The upcoming festival season should provide a boost to already-firm domestic demand conditions, Reserve Bank of India (RBI) staff said on September 16.
"Services are on a roll," the central bank's staff wrote in the regular State of the Economy article, published as part of the monthly bulletin of the central bank.
"Sales of passenger vehicles, fast moving consumer goods and property, and the movement of goods and people suggest that aggregate demand is firm and poised to expand further as the festival season sets in," the article added.
The views expressed in the State of the Economy article are those of the authors, with Deputy Governor Michael Patra among them, and do not represent the views of the RBI.
As per the article, the Indian economy is "poised to shrug off" the weakening of momentum witnessed in April-June, when GDP growth surged to 13.5 percent, albeit due to a favourable base effect.
Not only was the April-June GDP growth rate lower than economists' expectations of 15 percent, it was well below the RBI's forecast of 16.2 percent.
In July-September, the RBI staff noted, high-frequency indicators suggested economic activity continued to recover, albeit at a slower pace.
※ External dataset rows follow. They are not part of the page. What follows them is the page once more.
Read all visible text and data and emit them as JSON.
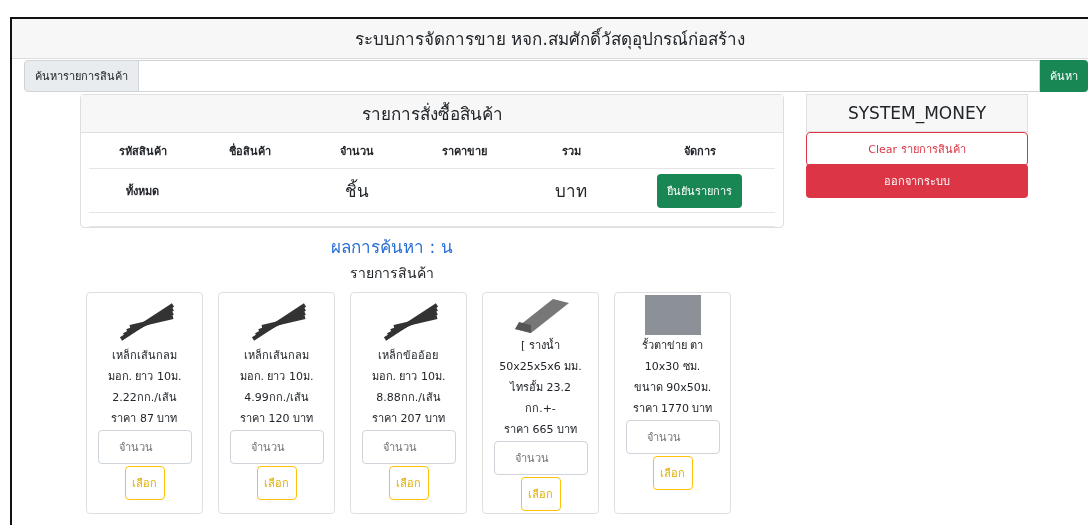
{
  "header": {
    "title": "ระบบการจัดการขาย หจก.สมศักดิ์วัสดุอุปกรณ์ก่อสร้าง"
  },
  "search": {
    "label": "ค้นหารายการสินค้า",
    "button": "ค้นหา"
  },
  "order": {
    "title": "รายการสั่งซื้อสินค้า",
    "columns": [
      "รหัสสินค้า",
      "ชื่อสินค้า",
      "จำนวน",
      "ราคาขาย",
      "รวม",
      "จัดการ"
    ],
    "total_row": {
      "label": "ทั้งหมด",
      "quantity_unit": "ชิ้น",
      "sum_unit": "บาท",
      "confirm_button": "ยืนยันรายการ"
    }
  },
  "side": {
    "title": "SYSTEM_MONEY",
    "clear_button": "Clear รายการสินค้า",
    "logout_button": "ออกจากระบบ"
  },
  "results": {
    "heading": "ผลการค้นหา : น",
    "subheading": "รายการสินค้า",
    "products": [
      {
        "kind": "rebar",
        "lines": [
          "เหล็กเส้นกลม",
          "มอก. ยาว 10ม.",
          "2.22กก./เส้น",
          "ราคา 87 บาท"
        ],
        "placeholder": "จำนวน",
        "button": "เลือก"
      },
      {
        "kind": "rebar",
        "lines": [
          "เหล็กเส้นกลม",
          "มอก. ยาว 10ม.",
          "4.99กก./เส้น",
          "ราคา 120 บาท"
        ],
        "placeholder": "จำนวน",
        "button": "เลือก"
      },
      {
        "kind": "rebar",
        "lines": [
          "เหล็กข้ออ้อย",
          "มอก. ยาว 10ม.",
          "8.88กก./เส้น",
          "ราคา 207 บาท"
        ],
        "placeholder": "จำนวน",
        "button": "เลือก"
      },
      {
        "kind": "channel",
        "lines": [
          "[ รางน้ำ",
          "50x25x5x6 มม.",
          "ไทรอั้ม 23.2",
          "กก.+-",
          "ราคา 665 บาท"
        ],
        "placeholder": "จำนวน",
        "button": "เลือก"
      },
      {
        "kind": "mesh",
        "lines": [
          "รั้วตาข่าย ตา",
          "10x30 ซม.",
          "ขนาด 90x50ม.",
          "ราคา 1770 บาท"
        ],
        "placeholder": "จำนวน",
        "button": "เลือก"
      }
    ]
  }
}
Further, the yield curve seemed to suggest an improvement in long-term growth prospects, they added.
On prices, the article said the rise in headline retail inflation in August to 7 percent was "largely in line with this prognosis".
"...we maintain our view that inflation momentum should ease in Q3 (October-December) and turn mildly negative in Q4 (January-March 2023). With base effects being favourable in the second half of 2022-23, inflation should moderate, although upside risks are in the air," the article said.
As per the RBI's official forecasts, retail inflation is seen averaging 6.4 percent in October-December and 5.8 percent in the first quarter of 2023.
The RBI's Monetary Policy Committee has looked to tackle the elevated inflation by increasing the repo rate rapidly in the last four months, a period which has seen the policy rate go from 4 percent to 5.4 percent. However, the central bank will fail to meet its inflation mandate unless inflation crashes to 4.1 percent or lower in September, data for which will be released on October 12."At this critical juncture, monetary policy has to perform the role of nominal anchor for the economy as it charts a new growth trajectory. The focus should be on being time consistent in aligning inflation with the target. In this context, front-loading of monetary policy actions can keep inflation expectations firmly anchored and reduce the medium-term growth sacrifice," the article said.